[Stored items from a collection]
════════════════

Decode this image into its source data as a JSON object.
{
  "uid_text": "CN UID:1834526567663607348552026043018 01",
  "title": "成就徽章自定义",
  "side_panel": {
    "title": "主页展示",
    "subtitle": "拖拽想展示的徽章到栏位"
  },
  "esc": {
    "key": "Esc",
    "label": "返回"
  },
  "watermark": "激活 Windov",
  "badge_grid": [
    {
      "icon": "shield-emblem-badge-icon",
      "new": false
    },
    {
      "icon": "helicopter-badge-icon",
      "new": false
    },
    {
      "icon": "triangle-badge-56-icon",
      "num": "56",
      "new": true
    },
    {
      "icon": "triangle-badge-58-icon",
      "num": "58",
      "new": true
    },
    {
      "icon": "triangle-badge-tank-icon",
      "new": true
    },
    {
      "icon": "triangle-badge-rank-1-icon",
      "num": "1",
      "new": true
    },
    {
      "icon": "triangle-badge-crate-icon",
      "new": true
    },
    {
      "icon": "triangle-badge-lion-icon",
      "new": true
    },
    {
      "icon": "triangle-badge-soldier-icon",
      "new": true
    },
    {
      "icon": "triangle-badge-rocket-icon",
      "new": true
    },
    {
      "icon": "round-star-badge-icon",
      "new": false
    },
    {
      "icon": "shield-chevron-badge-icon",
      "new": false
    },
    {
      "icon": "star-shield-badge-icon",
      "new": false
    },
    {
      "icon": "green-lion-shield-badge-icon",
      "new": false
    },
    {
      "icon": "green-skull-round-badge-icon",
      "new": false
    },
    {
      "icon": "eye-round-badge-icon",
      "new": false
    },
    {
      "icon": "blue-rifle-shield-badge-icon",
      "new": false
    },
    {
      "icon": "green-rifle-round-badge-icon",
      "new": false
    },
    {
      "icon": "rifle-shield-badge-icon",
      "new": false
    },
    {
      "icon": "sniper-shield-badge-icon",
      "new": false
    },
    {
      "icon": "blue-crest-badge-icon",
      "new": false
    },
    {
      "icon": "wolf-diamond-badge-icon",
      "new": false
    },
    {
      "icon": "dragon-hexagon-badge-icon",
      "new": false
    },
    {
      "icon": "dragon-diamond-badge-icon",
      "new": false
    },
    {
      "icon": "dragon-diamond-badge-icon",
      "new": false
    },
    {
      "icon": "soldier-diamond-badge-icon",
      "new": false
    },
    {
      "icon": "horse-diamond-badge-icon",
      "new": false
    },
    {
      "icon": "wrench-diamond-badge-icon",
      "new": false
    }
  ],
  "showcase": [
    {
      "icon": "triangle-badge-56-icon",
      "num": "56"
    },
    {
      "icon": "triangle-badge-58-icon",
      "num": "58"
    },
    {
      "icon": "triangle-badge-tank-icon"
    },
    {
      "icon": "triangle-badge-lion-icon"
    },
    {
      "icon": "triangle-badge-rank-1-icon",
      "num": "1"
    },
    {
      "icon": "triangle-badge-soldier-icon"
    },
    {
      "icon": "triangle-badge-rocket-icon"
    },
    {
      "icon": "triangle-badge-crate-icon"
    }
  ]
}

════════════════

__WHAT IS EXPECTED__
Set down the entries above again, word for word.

__WRITTEN REPLY__
Decode this image into its source data as a JSON object.
{
  "uid_text": "CN UID:1834526567663607348552026043018 01",
  "title": "成就徽章自定义",
  "side_panel": {
    "title": "主页展示",
    "subtitle": "拖拽想展示的徽章到栏位"
  },
  "esc": {
    "key": "Esc",
    "label": "返回"
  },
  "watermark": "激活 Windov",
  "badge_grid": [
    {
      "icon": "shield-emblem-badge-icon",
      "new": false
    },
    {
      "icon": "helicopter-badge-icon",
      "new": false
    },
    {
      "icon": "triangle-badge-56-icon",
      "num": "56",
      "new": true
    },
    {
      "icon": "triangle-badge-58-icon",
      "num": "58",
      "new": true
    },
    {
      "icon": "triangle-badge-tank-icon",
      "new": true
    },
    {
      "icon": "triangle-badge-rank-1-icon",
      "num": "1",
      "new": true
    },
    {
      "icon": "triangle-badge-crate-icon",
      "new": true
    },
    {
      "icon": "triangle-badge-lion-icon",
      "new": true
    },
    {
      "icon": "triangle-badge-soldier-icon",
      "new": true
    },
    {
      "icon": "triangle-badge-rocket-icon",
      "new": true
    },
    {
      "icon": "round-star-badge-icon",
      "new": false
    },
    {
      "icon": "shield-chevron-badge-icon",
      "new": false
    },
    {
      "icon": "star-shield-badge-icon",
      "new": false
    },
    {
      "icon": "green-lion-shield-badge-icon",
      "new": false
    },
    {
      "icon": "green-skull-round-badge-icon",
      "new": false
    },
    {
      "icon": "eye-round-badge-icon",
      "new": false
    },
    {
      "icon": "blue-rifle-shield-badge-icon",
      "new": false
    },
    {
      "icon": "green-rifle-round-badge-icon",
      "new": false
    },
    {
      "icon": "rifle-shield-badge-icon",
      "new": false
    },
    {
      "icon": "sniper-shield-badge-icon",
      "new": false
    },
    {
      "icon": "blue-crest-badge-icon",
      "new": false
    },
    {
      "icon": "wolf-diamond-badge-icon",
      "new": false
    },
    {
      "icon": "dragon-hexagon-badge-icon",
      "new": false
    },
    {
      "icon": "dragon-diamond-badge-icon",
      "new": false
    },
    {
      "icon": "dragon-diamond-badge-icon",
      "new": false
    },
    {
      "icon": "soldier-diamond-badge-icon",
      "new": false
    },
    {
      "icon": "horse-diamond-badge-icon",
      "new": false
    },
    {
      "icon": "wrench-diamond-badge-icon",
      "new": false
    }
  ],
  "showcase": [
    {
      "icon": "triangle-badge-56-icon",
      "num": "56"
    },
    {
      "icon": "triangle-badge-58-icon",
      "num": "58"
    },
    {
      "icon": "triangle-badge-tank-icon"
    },
    {
      "icon": "triangle-badge-lion-icon"
    },
    {
      "icon": "triangle-badge-rank-1-icon",
      "num": "1"
    },
    {
      "icon": "triangle-badge-soldier-icon"
    },
    {
      "icon": "triangle-badge-rocket-icon"
    },
    {
      "icon": "triangle-badge-crate-icon"
    }
  ]
}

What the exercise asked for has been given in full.